→ **EXERCISE BRIEF**
A faithful copy of all the data below, please; leave no line out.

Data about app and page elements:
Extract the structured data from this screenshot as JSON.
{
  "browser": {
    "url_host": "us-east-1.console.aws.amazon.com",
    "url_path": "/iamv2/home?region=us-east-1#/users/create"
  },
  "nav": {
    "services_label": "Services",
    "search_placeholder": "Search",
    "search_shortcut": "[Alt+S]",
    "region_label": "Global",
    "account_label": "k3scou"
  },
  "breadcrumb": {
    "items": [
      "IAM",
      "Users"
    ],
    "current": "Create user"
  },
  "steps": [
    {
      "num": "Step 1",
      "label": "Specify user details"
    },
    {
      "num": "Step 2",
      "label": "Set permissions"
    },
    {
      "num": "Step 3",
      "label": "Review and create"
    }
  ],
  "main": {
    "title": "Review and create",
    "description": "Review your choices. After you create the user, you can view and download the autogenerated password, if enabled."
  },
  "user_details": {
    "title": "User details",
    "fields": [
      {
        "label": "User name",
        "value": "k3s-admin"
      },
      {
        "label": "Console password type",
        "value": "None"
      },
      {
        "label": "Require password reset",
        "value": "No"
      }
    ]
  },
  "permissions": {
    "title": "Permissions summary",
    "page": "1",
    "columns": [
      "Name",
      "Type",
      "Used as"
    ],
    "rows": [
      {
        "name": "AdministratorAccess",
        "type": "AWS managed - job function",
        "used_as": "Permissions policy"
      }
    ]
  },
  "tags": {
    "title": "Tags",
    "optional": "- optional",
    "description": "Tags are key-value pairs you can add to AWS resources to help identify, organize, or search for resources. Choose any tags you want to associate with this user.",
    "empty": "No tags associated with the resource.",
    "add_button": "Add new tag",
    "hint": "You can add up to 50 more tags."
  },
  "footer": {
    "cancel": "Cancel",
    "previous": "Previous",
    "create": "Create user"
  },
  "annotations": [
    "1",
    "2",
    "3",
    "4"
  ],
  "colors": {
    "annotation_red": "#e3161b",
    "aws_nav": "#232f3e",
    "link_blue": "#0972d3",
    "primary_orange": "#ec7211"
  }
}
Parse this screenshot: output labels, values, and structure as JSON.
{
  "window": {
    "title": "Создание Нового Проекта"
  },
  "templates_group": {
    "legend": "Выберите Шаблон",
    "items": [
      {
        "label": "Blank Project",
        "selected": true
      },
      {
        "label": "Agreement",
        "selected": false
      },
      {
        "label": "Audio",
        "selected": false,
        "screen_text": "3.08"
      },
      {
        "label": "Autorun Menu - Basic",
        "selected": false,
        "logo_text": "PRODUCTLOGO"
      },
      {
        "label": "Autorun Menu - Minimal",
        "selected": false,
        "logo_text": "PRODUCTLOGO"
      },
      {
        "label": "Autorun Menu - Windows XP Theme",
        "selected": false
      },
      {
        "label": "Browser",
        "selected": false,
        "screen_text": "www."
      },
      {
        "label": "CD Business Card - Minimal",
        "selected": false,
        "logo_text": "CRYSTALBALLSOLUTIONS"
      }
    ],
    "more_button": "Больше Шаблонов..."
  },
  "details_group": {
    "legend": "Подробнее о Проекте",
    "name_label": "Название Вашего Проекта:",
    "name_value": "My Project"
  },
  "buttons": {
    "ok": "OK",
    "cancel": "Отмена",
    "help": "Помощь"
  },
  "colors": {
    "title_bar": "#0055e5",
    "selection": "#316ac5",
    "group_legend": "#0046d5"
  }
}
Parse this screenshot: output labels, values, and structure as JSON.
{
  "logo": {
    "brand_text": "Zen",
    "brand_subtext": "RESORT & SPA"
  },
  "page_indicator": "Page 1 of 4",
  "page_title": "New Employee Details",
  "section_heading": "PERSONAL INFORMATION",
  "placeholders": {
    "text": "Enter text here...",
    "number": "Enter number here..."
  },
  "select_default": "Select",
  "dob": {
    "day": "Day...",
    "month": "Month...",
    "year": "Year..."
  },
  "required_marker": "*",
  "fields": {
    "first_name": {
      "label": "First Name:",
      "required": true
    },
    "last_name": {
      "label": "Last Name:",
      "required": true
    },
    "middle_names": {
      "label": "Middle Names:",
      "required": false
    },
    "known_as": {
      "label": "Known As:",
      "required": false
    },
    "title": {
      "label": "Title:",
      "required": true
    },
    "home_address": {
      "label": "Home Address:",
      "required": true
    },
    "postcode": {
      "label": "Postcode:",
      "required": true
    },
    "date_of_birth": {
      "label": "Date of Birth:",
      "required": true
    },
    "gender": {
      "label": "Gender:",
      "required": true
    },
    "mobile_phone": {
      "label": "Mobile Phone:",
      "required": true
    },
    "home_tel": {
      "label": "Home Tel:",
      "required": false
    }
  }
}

→ **RESPONSE BOX**
Extract the structured data from this screenshot as JSON.
{
  "browser": {
    "url_host": "us-east-1.console.aws.amazon.com",
    "url_path": "/iamv2/home?region=us-east-1#/users/create"
  },
  "nav": {
    "services_label": "Services",
    "search_placeholder": "Search",
    "search_shortcut": "[Alt+S]",
    "region_label": "Global",
    "account_label": "k3scou"
  },
  "breadcrumb": {
    "items": [
      "IAM",
      "Users"
    ],
    "current": "Create user"
  },
  "steps": [
    {
      "num": "Step 1",
      "label": "Specify user details"
    },
    {
      "num": "Step 2",
      "label": "Set permissions"
    },
    {
      "num": "Step 3",
      "label": "Review and create"
    }
  ],
  "main": {
    "title": "Review and create",
    "description": "Review your choices. After you create the user, you can view and download the autogenerated password, if enabled."
  },
  "user_details": {
    "title": "User details",
    "fields": [
      {
        "label": "User name",
        "value": "k3s-admin"
      },
      {
        "label": "Console password type",
        "value": "None"
      },
      {
        "label": "Require password reset",
        "value": "No"
      }
    ]
  },
  "permissions": {
    "title": "Permissions summary",
    "page": "1",
    "columns": [
      "Name",
      "Type",
      "Used as"
    ],
    "rows": [
      {
        "name": "AdministratorAccess",
        "type": "AWS managed - job function",
        "used_as": "Permissions policy"
      }
    ]
  },
  "tags": {
    "title": "Tags",
    "optional": "- optional",
    "description": "Tags are key-value pairs you can add to AWS resources to help identify, organize, or search for resources. Choose any tags you want to associate with this user.",
    "empty": "No tags associated with the resource.",
    "add_button": "Add new tag",
    "hint": "You can add up to 50 more tags."
  },
  "footer": {
    "cancel": "Cancel",
    "previous": "Previous",
    "create": "Create user"
  },
  "annotations": [
    "1",
    "2",
    "3",
    "4"
  ],
  "colors": {
    "annotation_red": "#e3161b",
    "aws_nav": "#232f3e",
    "link_blue": "#0972d3",
    "primary_orange": "#ec7211"
  }
}
Parse this screenshot: output labels, values, and structure as JSON.
{
  "window": {
    "title": "Создание Нового Проекта"
  },
  "templates_group": {
    "legend": "Выберите Шаблон",
    "items": [
      {
        "label": "Blank Project",
        "selected": true
      },
      {
        "label": "Agreement",
        "selected": false
      },
      {
        "label": "Audio",
        "selected": false,
        "screen_text": "3.08"
      },
      {
        "label": "Autorun Menu - Basic",
        "selected": false,
        "logo_text": "PRODUCTLOGO"
      },
      {
        "label": "Autorun Menu - Minimal",
        "selected": false,
        "logo_text": "PRODUCTLOGO"
      },
      {
        "label": "Autorun Menu - Windows XP Theme",
        "selected": false
      },
      {
        "label": "Browser",
        "selected": false,
        "screen_text": "www."
      },
      {
        "label": "CD Business Card - Minimal",
        "selected": false,
        "logo_text": "CRYSTALBALLSOLUTIONS"
      }
    ],
    "more_button": "Больше Шаблонов..."
  },
  "details_group": {
    "legend": "Подробнее о Проекте",
    "name_label": "Название Вашего Проекта:",
    "name_value": "My Project"
  },
  "buttons": {
    "ok": "OK",
    "cancel": "Отмена",
    "help": "Помощь"
  },
  "colors": {
    "title_bar": "#0055e5",
    "selection": "#316ac5",
    "group_legend": "#0046d5"
  }
}
Parse this screenshot: output labels, values, and structure as JSON.
{
  "logo": {
    "brand_text": "Zen",
    "brand_subtext": "RESORT & SPA"
  },
  "page_indicator": "Page 1 of 4",
  "page_title": "New Employee Details",
  "section_heading": "PERSONAL INFORMATION",
  "placeholders": {
    "text": "Enter text here...",
    "number": "Enter number here..."
  },
  "select_default": "Select",
  "dob": {
    "day": "Day...",
    "month": "Month...",
    "year": "Year..."
  },
  "required_marker": "*",
  "fields": {
    "first_name": {
      "label": "First Name:",
      "required": true
    },
    "last_name": {
      "label": "Last Name:",
      "required": true
    },
    "middle_names": {
      "label": "Middle Names:",
      "required": false
    },
    "known_as": {
      "label": "Known As:",
      "required": false
    },
    "title": {
      "label": "Title:",
      "required": true
    },
    "home_address": {
      "label": "Home Address:",
      "required": true
    },
    "postcode": {
      "label": "Postcode:",
      "required": true
    },
    "date_of_birth": {
      "label": "Date of Birth:",
      "required": true
    },
    "gender": {
      "label": "Gender:",
      "required": true
    },
    "mobile_phone": {
      "label": "Mobile Phone:",
      "required": true
    },
    "home_tel": {
      "label": "Home Tel:",
      "required": false
    }
  }
}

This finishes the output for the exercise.